(STUDY MATERIAL):
▬▬▬▬▬▬

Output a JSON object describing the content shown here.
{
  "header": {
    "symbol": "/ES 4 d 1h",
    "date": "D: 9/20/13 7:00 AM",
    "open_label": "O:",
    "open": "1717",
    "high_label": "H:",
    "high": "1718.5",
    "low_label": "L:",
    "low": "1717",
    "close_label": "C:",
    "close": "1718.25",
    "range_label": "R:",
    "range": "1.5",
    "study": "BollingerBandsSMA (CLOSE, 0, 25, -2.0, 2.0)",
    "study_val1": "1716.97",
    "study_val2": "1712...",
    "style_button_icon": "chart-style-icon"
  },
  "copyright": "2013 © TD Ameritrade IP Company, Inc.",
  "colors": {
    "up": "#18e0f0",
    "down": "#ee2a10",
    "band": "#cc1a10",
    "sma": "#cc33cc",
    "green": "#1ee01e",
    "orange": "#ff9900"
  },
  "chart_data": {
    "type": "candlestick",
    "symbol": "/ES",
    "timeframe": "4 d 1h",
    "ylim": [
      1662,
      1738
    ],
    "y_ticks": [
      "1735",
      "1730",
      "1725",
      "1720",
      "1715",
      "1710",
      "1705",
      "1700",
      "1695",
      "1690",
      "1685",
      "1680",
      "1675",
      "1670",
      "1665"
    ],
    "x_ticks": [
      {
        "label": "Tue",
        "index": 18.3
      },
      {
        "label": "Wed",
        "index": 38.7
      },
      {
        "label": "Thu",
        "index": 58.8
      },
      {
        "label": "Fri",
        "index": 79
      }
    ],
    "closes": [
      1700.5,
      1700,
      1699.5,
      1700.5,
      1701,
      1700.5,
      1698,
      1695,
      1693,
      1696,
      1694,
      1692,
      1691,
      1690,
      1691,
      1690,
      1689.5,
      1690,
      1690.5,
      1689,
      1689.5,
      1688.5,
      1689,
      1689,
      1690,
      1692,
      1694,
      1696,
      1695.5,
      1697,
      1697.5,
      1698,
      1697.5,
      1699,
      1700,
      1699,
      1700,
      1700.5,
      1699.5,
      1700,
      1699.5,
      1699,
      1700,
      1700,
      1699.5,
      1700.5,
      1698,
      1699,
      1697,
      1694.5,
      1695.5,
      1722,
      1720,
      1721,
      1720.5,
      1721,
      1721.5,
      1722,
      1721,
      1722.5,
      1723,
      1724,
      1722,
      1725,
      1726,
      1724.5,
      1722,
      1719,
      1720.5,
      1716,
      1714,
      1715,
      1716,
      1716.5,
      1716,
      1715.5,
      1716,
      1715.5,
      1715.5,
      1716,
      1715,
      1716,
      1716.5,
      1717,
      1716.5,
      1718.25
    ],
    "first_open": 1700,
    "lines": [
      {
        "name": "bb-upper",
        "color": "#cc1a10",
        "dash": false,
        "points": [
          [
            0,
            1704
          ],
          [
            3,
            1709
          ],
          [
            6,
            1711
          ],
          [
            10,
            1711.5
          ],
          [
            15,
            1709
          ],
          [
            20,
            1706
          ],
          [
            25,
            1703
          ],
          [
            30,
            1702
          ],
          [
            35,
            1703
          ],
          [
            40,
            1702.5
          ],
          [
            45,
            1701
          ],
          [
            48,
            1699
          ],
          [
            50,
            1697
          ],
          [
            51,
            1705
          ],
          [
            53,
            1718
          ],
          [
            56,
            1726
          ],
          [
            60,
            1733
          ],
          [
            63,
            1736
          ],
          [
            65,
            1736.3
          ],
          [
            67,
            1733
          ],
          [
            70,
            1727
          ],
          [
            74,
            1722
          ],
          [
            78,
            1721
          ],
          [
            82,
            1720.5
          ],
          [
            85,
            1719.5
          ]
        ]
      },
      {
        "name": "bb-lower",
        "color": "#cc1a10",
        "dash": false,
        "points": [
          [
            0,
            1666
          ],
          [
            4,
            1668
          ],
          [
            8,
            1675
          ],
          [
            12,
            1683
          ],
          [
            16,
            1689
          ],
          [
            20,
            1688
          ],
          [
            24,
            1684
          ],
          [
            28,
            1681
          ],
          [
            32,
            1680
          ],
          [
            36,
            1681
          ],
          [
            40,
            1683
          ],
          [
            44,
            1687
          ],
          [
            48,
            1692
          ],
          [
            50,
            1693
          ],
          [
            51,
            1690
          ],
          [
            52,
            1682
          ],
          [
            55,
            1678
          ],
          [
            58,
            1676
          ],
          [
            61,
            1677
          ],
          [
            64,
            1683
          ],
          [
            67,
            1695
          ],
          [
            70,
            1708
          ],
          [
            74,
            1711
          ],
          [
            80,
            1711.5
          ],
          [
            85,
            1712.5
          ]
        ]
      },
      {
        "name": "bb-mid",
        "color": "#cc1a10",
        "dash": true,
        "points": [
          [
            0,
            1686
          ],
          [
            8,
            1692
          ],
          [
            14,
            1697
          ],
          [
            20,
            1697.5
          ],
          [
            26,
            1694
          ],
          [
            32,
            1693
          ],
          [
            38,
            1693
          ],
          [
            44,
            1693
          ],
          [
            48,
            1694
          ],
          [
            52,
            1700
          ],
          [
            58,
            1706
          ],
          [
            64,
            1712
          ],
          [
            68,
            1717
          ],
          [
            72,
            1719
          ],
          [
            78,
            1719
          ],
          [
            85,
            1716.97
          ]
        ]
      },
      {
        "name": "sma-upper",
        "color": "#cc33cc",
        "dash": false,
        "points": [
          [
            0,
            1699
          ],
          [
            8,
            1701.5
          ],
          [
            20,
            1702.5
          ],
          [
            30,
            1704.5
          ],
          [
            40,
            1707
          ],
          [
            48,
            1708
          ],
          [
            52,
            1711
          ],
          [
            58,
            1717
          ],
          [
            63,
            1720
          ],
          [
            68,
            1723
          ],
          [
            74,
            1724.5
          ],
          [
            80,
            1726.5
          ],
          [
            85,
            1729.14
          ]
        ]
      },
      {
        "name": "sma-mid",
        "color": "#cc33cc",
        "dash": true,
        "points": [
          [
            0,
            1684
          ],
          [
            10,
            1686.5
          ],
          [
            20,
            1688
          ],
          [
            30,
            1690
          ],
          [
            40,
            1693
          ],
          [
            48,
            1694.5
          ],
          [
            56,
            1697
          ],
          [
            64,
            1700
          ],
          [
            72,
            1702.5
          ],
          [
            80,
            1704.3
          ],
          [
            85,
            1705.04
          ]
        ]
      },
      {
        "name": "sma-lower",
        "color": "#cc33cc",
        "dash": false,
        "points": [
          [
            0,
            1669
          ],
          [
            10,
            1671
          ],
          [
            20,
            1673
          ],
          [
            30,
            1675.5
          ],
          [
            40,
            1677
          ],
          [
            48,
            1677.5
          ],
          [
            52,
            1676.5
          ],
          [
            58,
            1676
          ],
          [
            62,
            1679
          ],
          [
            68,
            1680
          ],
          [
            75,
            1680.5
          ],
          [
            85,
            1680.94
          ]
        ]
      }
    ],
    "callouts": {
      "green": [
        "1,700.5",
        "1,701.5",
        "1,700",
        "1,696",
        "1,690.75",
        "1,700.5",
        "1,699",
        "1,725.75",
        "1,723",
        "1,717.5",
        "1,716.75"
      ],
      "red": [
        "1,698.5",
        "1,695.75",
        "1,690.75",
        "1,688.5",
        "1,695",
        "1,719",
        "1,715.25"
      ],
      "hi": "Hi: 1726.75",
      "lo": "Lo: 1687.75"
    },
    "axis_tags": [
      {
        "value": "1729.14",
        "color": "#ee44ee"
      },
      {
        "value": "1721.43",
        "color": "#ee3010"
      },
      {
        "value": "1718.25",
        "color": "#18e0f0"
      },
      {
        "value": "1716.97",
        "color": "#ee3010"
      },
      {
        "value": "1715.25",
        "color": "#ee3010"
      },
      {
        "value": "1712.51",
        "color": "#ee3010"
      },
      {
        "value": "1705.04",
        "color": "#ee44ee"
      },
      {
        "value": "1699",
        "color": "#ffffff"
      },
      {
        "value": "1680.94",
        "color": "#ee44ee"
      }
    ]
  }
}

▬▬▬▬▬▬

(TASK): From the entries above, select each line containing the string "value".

(TASK RESULT):
        "value": "1729.14",
        "value": "1721.43",
        "value": "1718.25",
        "value": "1716.97",
        "value": "1715.25",
        "value": "1712.51",
        "value": "1705.04",
        "value": "1699",
        "value": "1680.94",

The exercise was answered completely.